*** Begin section ***

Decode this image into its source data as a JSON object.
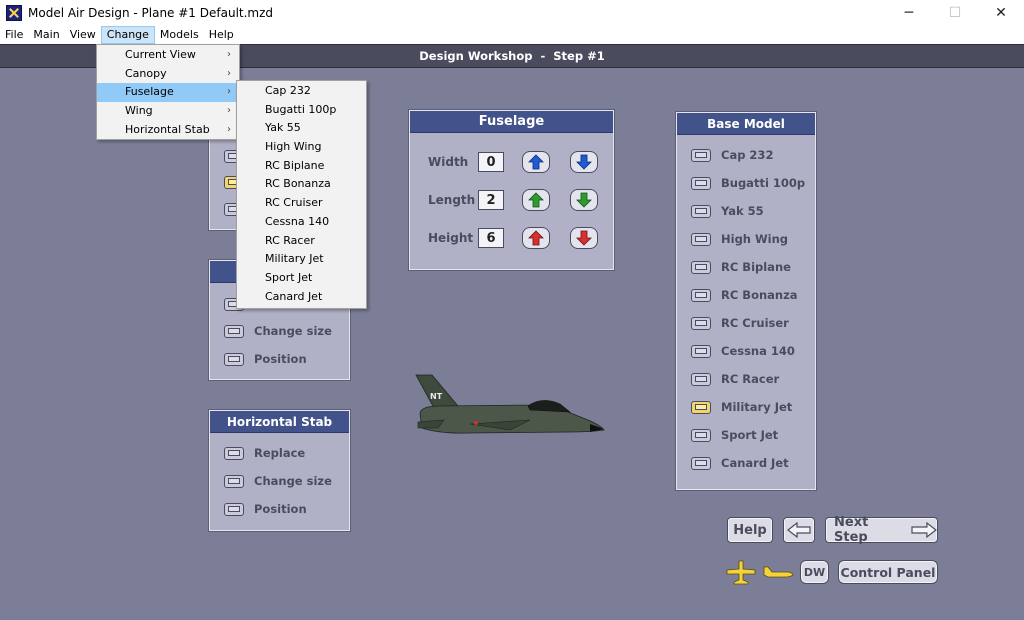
{
  "window": {
    "title": "Model Air Design - Plane #1  Default.mzd",
    "minimize": "─",
    "maximize": "☐",
    "close": "✕"
  },
  "menubar": [
    "File",
    "Main",
    "View",
    "Change",
    "Models",
    "Help"
  ],
  "header": {
    "title": "Design Workshop  -  Step #1"
  },
  "change_menu": {
    "items": [
      "Current View",
      "Canopy",
      "Fuselage",
      "Wing",
      "Horizontal Stab"
    ],
    "highlighted": "Fuselage"
  },
  "fuselage_submenu": {
    "items": [
      "Cap 232",
      "Bugatti 100p",
      "Yak 55",
      "High Wing",
      "RC Biplane",
      "RC Bonanza",
      "RC Cruiser",
      "Cessna 140",
      "RC Racer",
      "Military Jet",
      "Sport Jet",
      "Canard Jet"
    ]
  },
  "fuselage_panel": {
    "title": "Fuselage",
    "rows": [
      {
        "label": "Width",
        "value": "0",
        "up_color": "#1e5bd6",
        "down_color": "#1e5bd6"
      },
      {
        "label": "Length",
        "value": "2",
        "up_color": "#2f9a2f",
        "down_color": "#2f9a2f"
      },
      {
        "label": "Height",
        "value": "6",
        "up_color": "#d63030",
        "down_color": "#d63030"
      }
    ]
  },
  "wing_panel": {
    "items": [
      "Change size",
      "Position"
    ]
  },
  "hstab_panel": {
    "title": "Horizontal Stab",
    "items": [
      "Replace",
      "Change size",
      "Position"
    ]
  },
  "base_model_panel": {
    "title": "Base Model",
    "items": [
      "Cap 232",
      "Bugatti 100p",
      "Yak 55",
      "High Wing",
      "RC Biplane",
      "RC Bonanza",
      "RC Cruiser",
      "Cessna 140",
      "RC Racer",
      "Military Jet",
      "Sport Jet",
      "Canard Jet"
    ],
    "selected": "Military Jet"
  },
  "aircraft": {
    "tail_text": "NT"
  },
  "buttons": {
    "help": "Help",
    "next_step": "Next Step",
    "dw": "DW",
    "control_panel": "Control Panel"
  },
  "colors": {
    "accent": "#42528a",
    "background": "#7c7e97",
    "selected": "#f2d56d"
  }
}
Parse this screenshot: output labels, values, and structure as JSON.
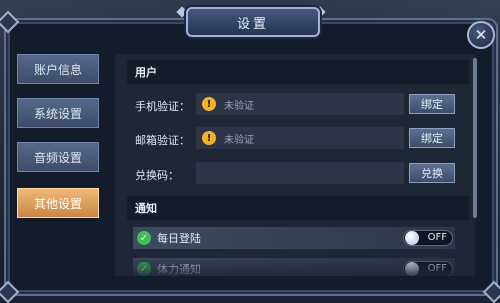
{
  "dialog": {
    "title": "设置",
    "close_icon": "close-icon"
  },
  "tabs": [
    {
      "label": "账户信息",
      "active": false
    },
    {
      "label": "系统设置",
      "active": false
    },
    {
      "label": "音频设置",
      "active": false
    },
    {
      "label": "其他设置",
      "active": true
    }
  ],
  "user_section": {
    "header": "用户",
    "phone": {
      "label": "手机验证：",
      "status": "未验证",
      "button": "绑定",
      "icon": "warning-icon"
    },
    "email": {
      "label": "邮箱验证：",
      "status": "未验证",
      "button": "绑定",
      "icon": "warning-icon"
    },
    "redeem": {
      "label": "兑换码：",
      "value": "",
      "button": "兑换"
    }
  },
  "notify_section": {
    "header": "通知",
    "items": [
      {
        "label": "每日登陆",
        "state": "OFF",
        "checked": true
      },
      {
        "label": "体力通知",
        "state": "OFF",
        "checked": true
      }
    ]
  },
  "colors": {
    "active_tab": "#e0a05e",
    "warning": "#f1b224",
    "check": "#3cbf55"
  }
}
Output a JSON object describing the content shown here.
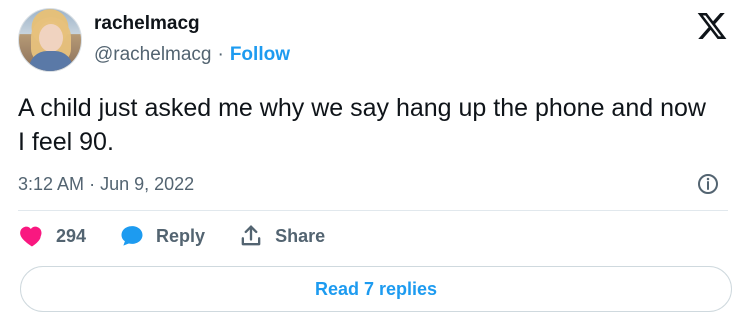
{
  "author": {
    "display_name": "rachelmacg",
    "handle": "@rachelmacg",
    "separator": "·",
    "follow_label": "Follow"
  },
  "tweet": {
    "text": "A child just asked me why we say hang up the phone and now I feel 90.",
    "time": "3:12 AM",
    "meta_separator": "·",
    "date": "Jun 9, 2022"
  },
  "actions": {
    "likes_count": "294",
    "reply_label": "Reply",
    "share_label": "Share"
  },
  "footer": {
    "read_replies_label": "Read 7 replies"
  },
  "colors": {
    "accent": "#1d9bf0",
    "like": "#f91880",
    "text": "#0f1419",
    "secondary": "#536471"
  },
  "icons": {
    "logo": "x-logo-icon",
    "info": "info-icon",
    "like": "heart-icon",
    "reply": "speech-bubble-icon",
    "share": "share-upload-icon"
  }
}
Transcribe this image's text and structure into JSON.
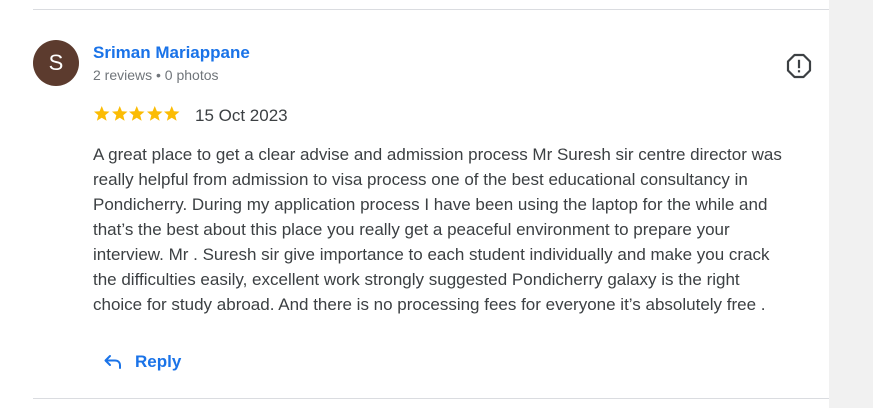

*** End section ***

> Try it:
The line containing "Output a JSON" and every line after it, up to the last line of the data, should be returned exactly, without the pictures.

> Written solution:
Output a JSON object describing the content shown here.
{
  "author": {
    "display_name": "rachelmacg",
    "handle": "@rachelmacg",
    "separator": "·",
    "follow_label": "Follow"
  },
  "tweet": {
    "text": "A child just asked me why we say hang up the phone and now I feel 90.",
    "time": "3:12 AM",
    "meta_separator": "·",
    "date": "Jun 9, 2022"
  },
  "actions": {
    "likes_count": "294",
    "reply_label": "Reply",
    "share_label": "Share"
  },
  "footer": {
    "read_replies_label": "Read 7 replies"
  },
  "colors": {
    "accent": "#1d9bf0",
    "like": "#f91880",
    "text": "#0f1419",
    "secondary": "#536471"
  },
  "icons": {
    "logo": "x-logo-icon",
    "info": "info-icon",
    "like": "heart-icon",
    "reply": "speech-bubble-icon",
    "share": "share-upload-icon"
  }
}
Transcribe this image's text and structure into JSON.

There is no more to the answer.